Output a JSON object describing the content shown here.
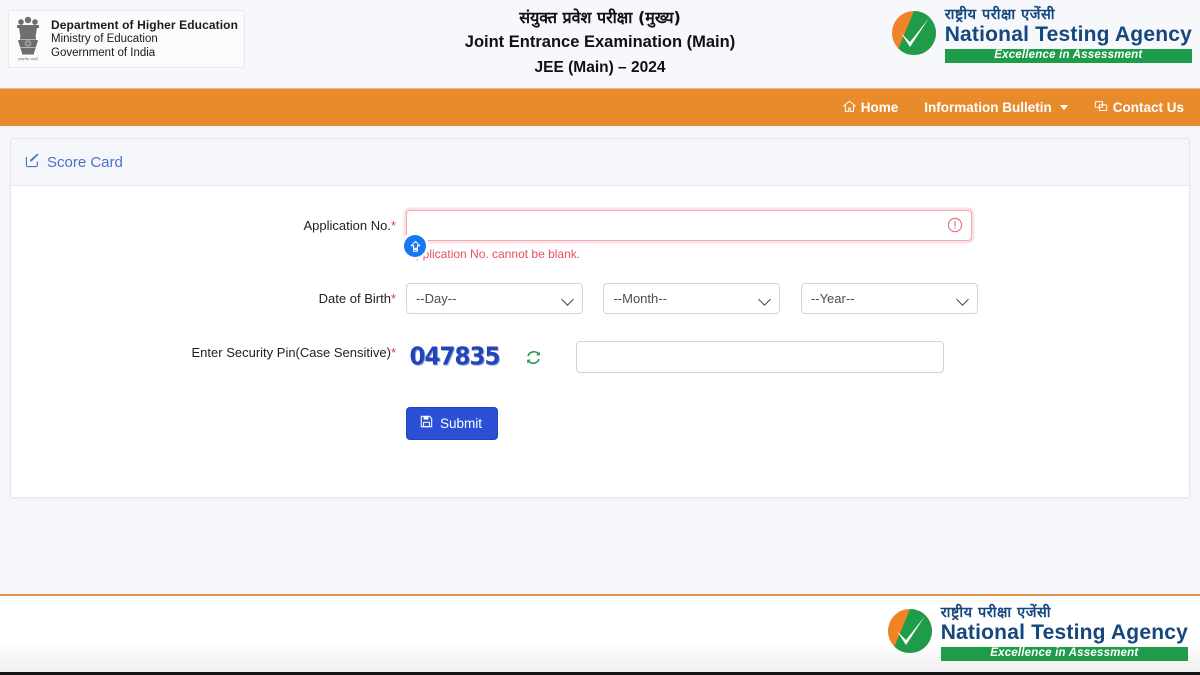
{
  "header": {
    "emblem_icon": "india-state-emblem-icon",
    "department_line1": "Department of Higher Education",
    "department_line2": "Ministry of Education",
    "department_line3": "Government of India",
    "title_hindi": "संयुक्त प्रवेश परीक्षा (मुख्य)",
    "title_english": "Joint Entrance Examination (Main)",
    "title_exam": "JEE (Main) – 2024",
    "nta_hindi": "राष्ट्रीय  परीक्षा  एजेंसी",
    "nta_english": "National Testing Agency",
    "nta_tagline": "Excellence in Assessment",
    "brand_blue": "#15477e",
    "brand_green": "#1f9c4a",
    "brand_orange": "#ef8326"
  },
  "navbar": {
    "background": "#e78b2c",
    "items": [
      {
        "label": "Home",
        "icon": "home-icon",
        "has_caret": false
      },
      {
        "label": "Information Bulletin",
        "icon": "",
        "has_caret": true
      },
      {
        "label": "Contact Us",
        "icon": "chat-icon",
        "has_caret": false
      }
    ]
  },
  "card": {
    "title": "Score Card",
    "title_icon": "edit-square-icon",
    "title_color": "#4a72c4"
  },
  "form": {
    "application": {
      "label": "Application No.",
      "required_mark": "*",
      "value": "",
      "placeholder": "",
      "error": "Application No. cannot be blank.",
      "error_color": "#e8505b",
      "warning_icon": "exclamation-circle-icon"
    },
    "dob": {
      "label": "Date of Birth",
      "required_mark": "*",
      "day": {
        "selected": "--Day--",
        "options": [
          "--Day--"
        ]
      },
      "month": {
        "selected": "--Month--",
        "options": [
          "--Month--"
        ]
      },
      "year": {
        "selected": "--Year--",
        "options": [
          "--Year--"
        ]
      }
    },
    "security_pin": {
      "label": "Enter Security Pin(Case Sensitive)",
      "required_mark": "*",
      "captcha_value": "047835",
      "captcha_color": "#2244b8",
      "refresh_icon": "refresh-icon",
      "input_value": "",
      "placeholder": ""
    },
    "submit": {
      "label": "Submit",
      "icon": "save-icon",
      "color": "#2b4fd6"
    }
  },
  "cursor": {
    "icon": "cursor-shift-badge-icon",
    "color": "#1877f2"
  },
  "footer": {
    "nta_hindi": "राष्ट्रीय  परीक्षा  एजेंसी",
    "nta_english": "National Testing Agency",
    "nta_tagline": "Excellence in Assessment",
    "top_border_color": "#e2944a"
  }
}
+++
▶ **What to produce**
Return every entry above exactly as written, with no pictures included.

▶ **Response to this exercise**
Output a JSON object describing the content shown here.
{
  "header": {
    "emblem_icon": "india-state-emblem-icon",
    "department_line1": "Department of Higher Education",
    "department_line2": "Ministry of Education",
    "department_line3": "Government of India",
    "title_hindi": "संयुक्त प्रवेश परीक्षा (मुख्य)",
    "title_english": "Joint Entrance Examination (Main)",
    "title_exam": "JEE (Main) – 2024",
    "nta_hindi": "राष्ट्रीय  परीक्षा  एजेंसी",
    "nta_english": "National Testing Agency",
    "nta_tagline": "Excellence in Assessment",
    "brand_blue": "#15477e",
    "brand_green": "#1f9c4a",
    "brand_orange": "#ef8326"
  },
  "navbar": {
    "background": "#e78b2c",
    "items": [
      {
        "label": "Home",
        "icon": "home-icon",
        "has_caret": false
      },
      {
        "label": "Information Bulletin",
        "icon": "",
        "has_caret": true
      },
      {
        "label": "Contact Us",
        "icon": "chat-icon",
        "has_caret": false
      }
    ]
  },
  "card": {
    "title": "Score Card",
    "title_icon": "edit-square-icon",
    "title_color": "#4a72c4"
  },
  "form": {
    "application": {
      "label": "Application No.",
      "required_mark": "*",
      "value": "",
      "placeholder": "",
      "error": "Application No. cannot be blank.",
      "error_color": "#e8505b",
      "warning_icon": "exclamation-circle-icon"
    },
    "dob": {
      "label": "Date of Birth",
      "required_mark": "*",
      "day": {
        "selected": "--Day--",
        "options": [
          "--Day--"
        ]
      },
      "month": {
        "selected": "--Month--",
        "options": [
          "--Month--"
        ]
      },
      "year": {
        "selected": "--Year--",
        "options": [
          "--Year--"
        ]
      }
    },
    "security_pin": {
      "label": "Enter Security Pin(Case Sensitive)",
      "required_mark": "*",
      "captcha_value": "047835",
      "captcha_color": "#2244b8",
      "refresh_icon": "refresh-icon",
      "input_value": "",
      "placeholder": ""
    },
    "submit": {
      "label": "Submit",
      "icon": "save-icon",
      "color": "#2b4fd6"
    }
  },
  "cursor": {
    "icon": "cursor-shift-badge-icon",
    "color": "#1877f2"
  },
  "footer": {
    "nta_hindi": "राष्ट्रीय  परीक्षा  एजेंसी",
    "nta_english": "National Testing Agency",
    "nta_tagline": "Excellence in Assessment",
    "top_border_color": "#e2944a"
  }
}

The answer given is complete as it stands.